Perhaps the most well known stories have concerned the Japanese but few people are aware that 11,507 Germans and German-Americans were interned by the US. In areas where those internment camps were sited – including Crystal City and Kenedy in Texas – a semi-official code of silence about what happened persists.
Internment is an unavoidable but nonetheless distasteful fact of war – but a clear breach of most international legal conventions and, in countries such as the US, arguably flies in the face of constitutional rights.
However, we must not forget that ethnic Germans were also interned in Britain and other Allied countries at the outbreak of war, and also that the British have practised internment in more recent times – finding it easy to avoid discussing how they used it in Northern Ireland in the 1970s and compounded their crime by mistreating detainees and forcing thousands of fearful Catholic families to flee into the Irish Republic.
Alvarado takes us back on a journey of discovery into the human cost of internment by highlighting Latin American complicity in these acts. Under US pressure, Latin American governments arrested at least 8,500 people with Germanic ancestry. They shipped about half of these to the US itself, where they were interned, and sent an unknown number to Germany – many in exchange for Americans and Latin Americans being held there.
Las Posesiones tells the sad tale of Stefan Schmitz, the Costa Rican son of German emigrants who was interned in San José during the war and lost everything as a result – including the love of his life, Beatriz. We are taken through his tortured last years by way of the experience of Ana Rodríguez and Samuel, a contemporary couple who learn of his fate through letters given to Ana on the death of her biological father, Marcos Arias.
Through these letters we learn how Marcos betrayed Stefan and stole his love, but also how the internee never gave up hope of recovering her heart as he was shuffled between internment camps in Costa Rica to the US and eventually to a Germany in ruins. His efforts to return home eventually claim his life and he dies alone and with a broken heart. We discover later that he left offspring in Germany through the efforts of his troubled grandson, Gerhard, to find out more about the childhood memories that haunt him.
The “possessions” in the book play off the central act of the plot – probate in the will of the deceased Marcos, whose worldly possessions were, in fact, largely acquired through his betrayal of Stefan – but more realistically relate to the ghosts of the past coming to life in the present through the efforts of Ana and Samuel to uncover a story of which they now form part.

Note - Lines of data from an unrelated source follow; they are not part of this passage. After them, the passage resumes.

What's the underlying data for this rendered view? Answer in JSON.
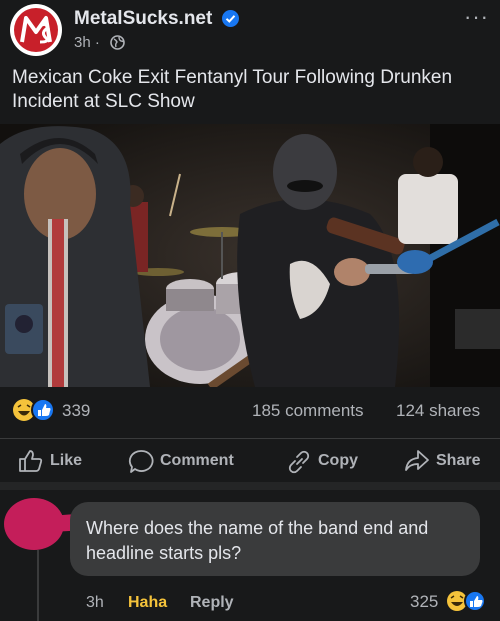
{
  "post": {
    "page_name": "MetalSucks.net",
    "time": "3h",
    "separator": "·",
    "more": "···",
    "text": "Mexican Coke Exit Fentanyl Tour Following Drunken Incident at SLC Show"
  },
  "stats": {
    "reactions": "339",
    "comments": "185 comments",
    "shares": "124 shares"
  },
  "actions": {
    "like": "Like",
    "comment": "Comment",
    "copy": "Copy",
    "share": "Share"
  },
  "comment": {
    "text": "Where does the name of the band end and headline starts pls?",
    "time": "3h",
    "reaction_label": "Haha",
    "reply_label": "Reply",
    "reaction_count": "325"
  },
  "icons": [
    "verified-icon",
    "globe-icon",
    "haha-reaction-icon",
    "like-reaction-icon",
    "thumbs-up-icon",
    "speech-bubble-icon",
    "link-icon",
    "share-arrow-icon"
  ],
  "colors": {
    "background": "#18191a",
    "text": "#e4e6eb",
    "secondary_text": "#b0b3b8",
    "facebook_blue": "#1877f2",
    "haha_yellow": "#f5c33b",
    "logo_red": "#c8202a",
    "redaction": "#c41e5a"
  }
}
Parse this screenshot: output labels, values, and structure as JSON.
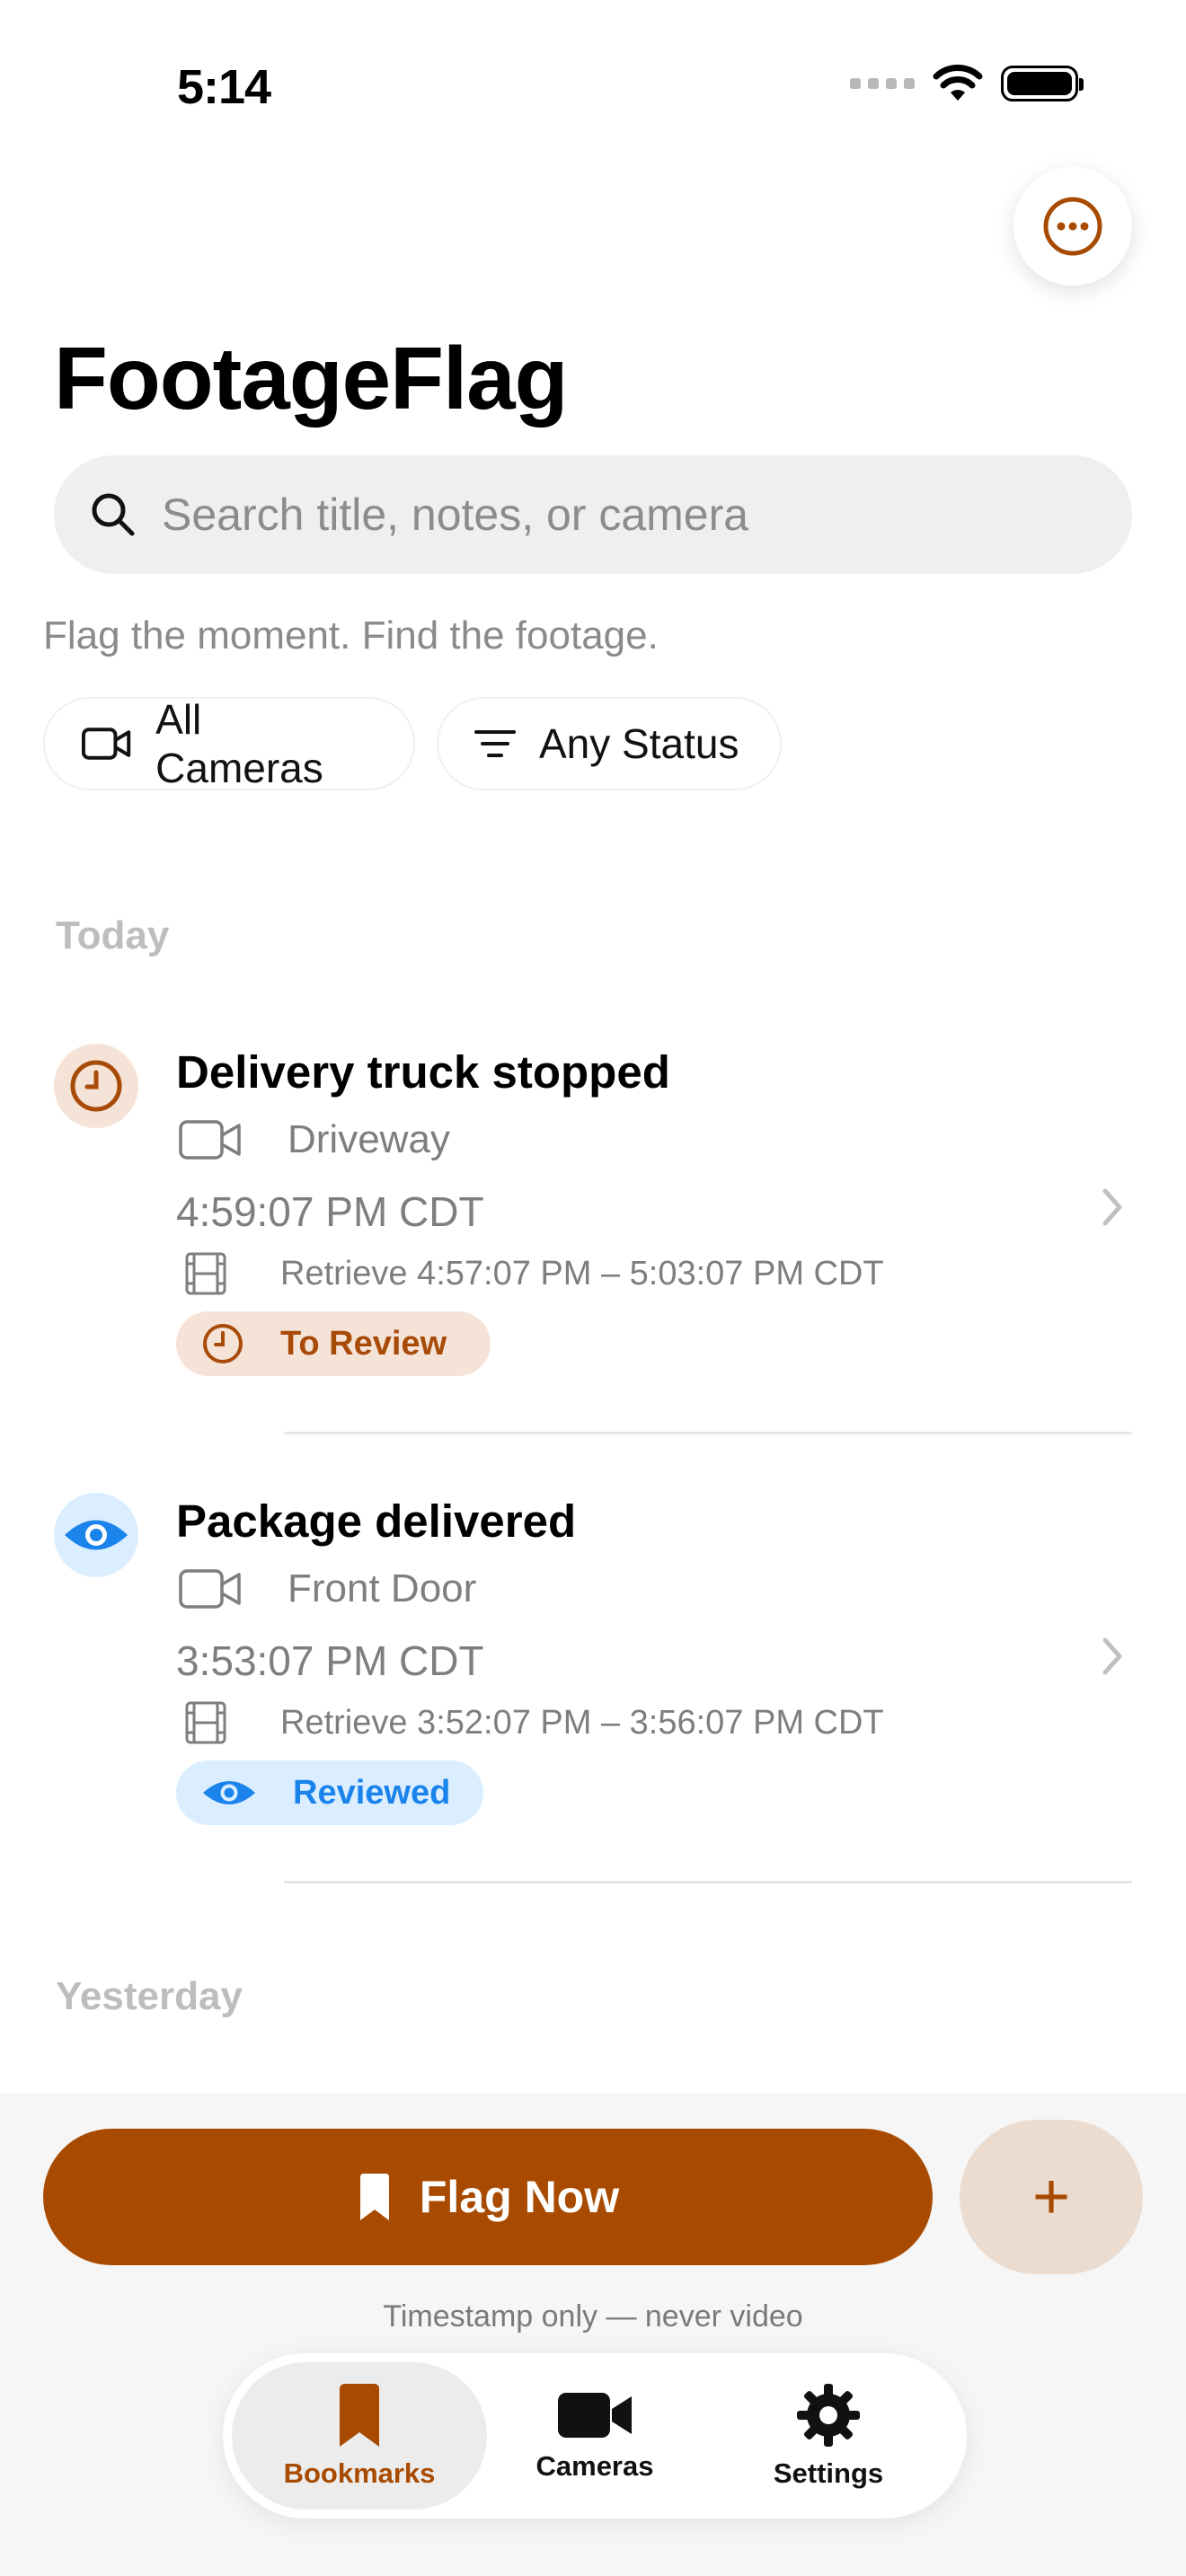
{
  "status_bar": {
    "time": "5:14"
  },
  "header": {
    "title": "FootageFlag"
  },
  "search": {
    "placeholder": "Search title, notes, or camera"
  },
  "tagline": "Flag the moment. Find the footage.",
  "filters": {
    "camera_label": "All Cameras",
    "status_label": "Any Status"
  },
  "sections": [
    {
      "label": "Today"
    },
    {
      "label": "Yesterday"
    }
  ],
  "bookmarks": [
    {
      "title": "Delivery truck stopped",
      "camera": "Driveway",
      "time": "4:59:07 PM CDT",
      "retrieve": "Retrieve 4:57:07 PM – 5:03:07 PM CDT",
      "status": "To Review",
      "icon": "clock-icon",
      "color": "#a84b08"
    },
    {
      "title": "Package delivered",
      "camera": "Front Door",
      "time": "3:53:07 PM CDT",
      "retrieve": "Retrieve 3:52:07 PM – 3:56:07 PM CDT",
      "status": "Reviewed",
      "icon": "eye-icon",
      "color": "#1a84ec"
    }
  ],
  "actions": {
    "flag_label": "Flag Now",
    "add_label": "+",
    "note": "Timestamp only — never video"
  },
  "tabs": [
    {
      "label": "Bookmarks",
      "active": true
    },
    {
      "label": "Cameras",
      "active": false
    },
    {
      "label": "Settings",
      "active": false
    }
  ],
  "colors": {
    "accent": "#a84b00",
    "review_bg": "#f4e3d6",
    "reviewed_blue": "#1a84ec",
    "reviewed_bg": "#dbeeff"
  }
}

Alvarado – a journalist – clearly has a profound interest in the history of his own country, and sheds light on a fascinating period. If the plot at times is jumpy and the reader must work hard to piece the jigsaw puzzle together, he writes with a clear, crisp style that greatly eases the reading. Ana and Samuel are irritatingly conventional, although their temperaments are plausible, but the diatribe by Samuel’s cousin Moshé advancing a form of moral relativism that compares the treatment of ethnic Germans with that of the Jews seems contrived.
The history of this period is also much more complex than suggested from a simple US or European judgement about how ordinary Costa Ricans behaved in this period.
In countries such as Mexico and Argentina – despite progressive political currents – there was considerable popular support for the Axis powers. What took these countries into the war against Germany was in many cases high domestic and international politics – and powerful US pressure – and not popular sentiment.
From his distance, and through his letters, however, the tragic Stefan’s determination to return home – this being Costa Rica, not Germany – leaps from every page and Beatriz, his silent love, is transformed into the motherland that he yearns for with all his heart.
It is this sentiment, and the very Costa Rican sense of an affront to the underlying tolerance that characterizes this very special little country, that is bequeathed by this book.